Speaking of selling books, we wouldn’t have dared sell books to begin with if it weren’t for the encouragement and support from Teddy and Maesy. Their insights from running POST over the past eight years have been valuable.
As to what we can offer… I think the fact that we sell books in a very limited quantity means we can rotate our stocks quicker and thus introduce more variety compared to chain bookstores. After all, we’re trying to provide an alternative. It doesn’t necessarily mean we always or only sell titles that are obscure or whatever. We’re just selling different books, that’s all—and there are many different books we can sell. I think everyone can benefit from more variety.
I know the store construction has been driving us crazy, with the delay and some things being entirely out of our control… but maybe we can talk about what went right? What do you think we did well with the space?
KM: I think your initial vision was spot on, and I’ve been on board since day 1. My favorite things would be the color scheme we ended up with, our attempt at feng shui by balancing the different materials and finishes (we really tried), and our little chandelier tying the space together! Although sacrifices were made, I couldn’t imagine a more perfect space for our experiments. Soon, it will grow on us—and hopefully its visitors—even more. Thank you for sorting everything out while I’m all the way here. I can’t wait to visit in December!
SV: Me, too. I’m so glad we went with our guts! And I’m so, so, so excited to hang with you again IRL. 🤗
Mading Cahyati is a newsletter by Cahyati Press, a book-selling and -making experiment based in Bali, Indonesia. This newsletter is free, for everyone to read because we believe in information equality.

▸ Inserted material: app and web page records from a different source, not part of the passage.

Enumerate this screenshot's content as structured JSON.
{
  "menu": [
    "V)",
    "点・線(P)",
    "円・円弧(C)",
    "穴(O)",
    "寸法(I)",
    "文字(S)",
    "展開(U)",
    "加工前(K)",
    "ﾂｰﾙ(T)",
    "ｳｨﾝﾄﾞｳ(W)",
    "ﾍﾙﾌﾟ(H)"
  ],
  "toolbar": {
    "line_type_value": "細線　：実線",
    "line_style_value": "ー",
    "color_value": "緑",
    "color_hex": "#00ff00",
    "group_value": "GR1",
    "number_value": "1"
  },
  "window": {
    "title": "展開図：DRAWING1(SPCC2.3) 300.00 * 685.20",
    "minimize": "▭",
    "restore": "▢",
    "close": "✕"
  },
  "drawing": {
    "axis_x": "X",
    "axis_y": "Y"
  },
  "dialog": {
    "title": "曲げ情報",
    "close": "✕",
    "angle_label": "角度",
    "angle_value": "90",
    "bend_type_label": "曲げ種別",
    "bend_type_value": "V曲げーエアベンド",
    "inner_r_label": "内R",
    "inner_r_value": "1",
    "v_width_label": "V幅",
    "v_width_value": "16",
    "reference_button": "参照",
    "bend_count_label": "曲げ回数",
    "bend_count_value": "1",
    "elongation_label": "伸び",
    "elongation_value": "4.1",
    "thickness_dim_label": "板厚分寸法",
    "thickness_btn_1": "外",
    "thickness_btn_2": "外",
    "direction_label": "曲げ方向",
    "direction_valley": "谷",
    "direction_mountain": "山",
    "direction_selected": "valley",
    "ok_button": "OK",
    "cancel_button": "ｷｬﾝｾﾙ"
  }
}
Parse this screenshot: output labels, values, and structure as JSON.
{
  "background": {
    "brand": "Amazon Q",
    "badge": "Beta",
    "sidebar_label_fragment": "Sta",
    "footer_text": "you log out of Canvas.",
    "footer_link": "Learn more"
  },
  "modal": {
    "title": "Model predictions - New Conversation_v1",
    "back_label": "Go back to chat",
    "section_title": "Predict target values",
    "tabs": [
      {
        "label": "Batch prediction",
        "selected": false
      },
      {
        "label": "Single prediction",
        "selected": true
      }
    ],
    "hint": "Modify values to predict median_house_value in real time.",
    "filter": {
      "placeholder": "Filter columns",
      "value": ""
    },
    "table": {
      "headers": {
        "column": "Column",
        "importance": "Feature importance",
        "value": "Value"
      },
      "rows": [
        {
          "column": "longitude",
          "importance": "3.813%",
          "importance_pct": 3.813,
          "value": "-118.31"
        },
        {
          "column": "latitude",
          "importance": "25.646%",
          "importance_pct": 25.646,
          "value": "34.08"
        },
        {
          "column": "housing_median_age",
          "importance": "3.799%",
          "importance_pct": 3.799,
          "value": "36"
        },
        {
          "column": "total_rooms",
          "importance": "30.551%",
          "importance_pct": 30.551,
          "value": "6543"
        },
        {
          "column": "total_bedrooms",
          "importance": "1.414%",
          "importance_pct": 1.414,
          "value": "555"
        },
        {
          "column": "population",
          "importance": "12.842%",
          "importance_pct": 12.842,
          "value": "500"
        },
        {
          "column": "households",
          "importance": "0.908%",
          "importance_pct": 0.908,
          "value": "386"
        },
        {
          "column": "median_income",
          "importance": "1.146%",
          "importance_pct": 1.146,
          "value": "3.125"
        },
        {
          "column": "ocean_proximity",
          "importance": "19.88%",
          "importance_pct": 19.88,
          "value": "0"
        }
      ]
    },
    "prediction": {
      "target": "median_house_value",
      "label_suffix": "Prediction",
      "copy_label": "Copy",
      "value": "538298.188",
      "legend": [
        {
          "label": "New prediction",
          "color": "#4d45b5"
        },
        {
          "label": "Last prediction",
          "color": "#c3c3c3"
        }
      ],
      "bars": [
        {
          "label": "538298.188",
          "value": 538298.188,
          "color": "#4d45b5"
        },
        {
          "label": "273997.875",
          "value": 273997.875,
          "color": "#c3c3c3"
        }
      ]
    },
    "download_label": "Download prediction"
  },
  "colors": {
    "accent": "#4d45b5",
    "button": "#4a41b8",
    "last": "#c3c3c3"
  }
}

Since we are not making a profit from selling and making books, our founders maintain their full-time jobs to keep themselves and the Press afloat: Syarafina Vidyadhana (she/her) is a language specialist in Indonesia’s development sector, and Katyusha Methanisa (she/her) is a graduate working in an architecture company based on Yuggera and Turrbal Country in Meanjin (so-called Brisbane). We curate books during lunch breaks, work on the manuscripts on the weekends, and take days off from our day job to think of ways to improve our processes in Cahyati Press. Our store is kept by Syarafina Vidyadhana and Zahira Humaira and is open by appointment only.
As a not-for-profit organization, any money we make from selling books and merchandise and the entirety of your donations will go back into the Press. This includes covering the store’s rent and utility bills, compensating for our collaborators, and printing and making books. It goes without saying that your support is vital to our sustainability. If you wish to contribute to Cahyati Press—no amount is too small—you can send your donation to our Bank Jago account (109517297767 under Syarafina Vidyadhana), or through TransferWise (email@example.com). Or you can always buy our merchandise!